## ACTION ITEM
What follows is a listing; restate every line of it word for word.
(RECORDS SHOWN begins)
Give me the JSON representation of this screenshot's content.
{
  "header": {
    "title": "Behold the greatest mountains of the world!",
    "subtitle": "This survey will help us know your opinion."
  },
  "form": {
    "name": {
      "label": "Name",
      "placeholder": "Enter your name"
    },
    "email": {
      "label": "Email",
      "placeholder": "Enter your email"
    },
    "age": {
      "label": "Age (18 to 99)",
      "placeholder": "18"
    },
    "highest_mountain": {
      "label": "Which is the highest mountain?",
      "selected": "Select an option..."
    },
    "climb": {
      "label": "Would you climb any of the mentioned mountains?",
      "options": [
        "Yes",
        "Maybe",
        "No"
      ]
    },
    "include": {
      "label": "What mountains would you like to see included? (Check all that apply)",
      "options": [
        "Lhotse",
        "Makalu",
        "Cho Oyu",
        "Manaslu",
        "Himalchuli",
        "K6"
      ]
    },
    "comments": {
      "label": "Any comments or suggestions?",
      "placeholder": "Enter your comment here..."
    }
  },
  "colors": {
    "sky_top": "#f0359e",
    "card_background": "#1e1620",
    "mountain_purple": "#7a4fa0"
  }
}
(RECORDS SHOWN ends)
## FINAL ANSWER
Give me the JSON representation of this screenshot's content.
{
  "header": {
    "title": "Behold the greatest mountains of the world!",
    "subtitle": "This survey will help us know your opinion."
  },
  "form": {
    "name": {
      "label": "Name",
      "placeholder": "Enter your name"
    },
    "email": {
      "label": "Email",
      "placeholder": "Enter your email"
    },
    "age": {
      "label": "Age (18 to 99)",
      "placeholder": "18"
    },
    "highest_mountain": {
      "label": "Which is the highest mountain?",
      "selected": "Select an option..."
    },
    "climb": {
      "label": "Would you climb any of the mentioned mountains?",
      "options": [
        "Yes",
        "Maybe",
        "No"
      ]
    },
    "include": {
      "label": "What mountains would you like to see included? (Check all that apply)",
      "options": [
        "Lhotse",
        "Makalu",
        "Cho Oyu",
        "Manaslu",
        "Himalchuli",
        "K6"
      ]
    },
    "comments": {
      "label": "Any comments or suggestions?",
      "placeholder": "Enter your comment here..."
    }
  },
  "colors": {
    "sky_top": "#f0359e",
    "card_background": "#1e1620",
    "mountain_purple": "#7a4fa0"
  }
}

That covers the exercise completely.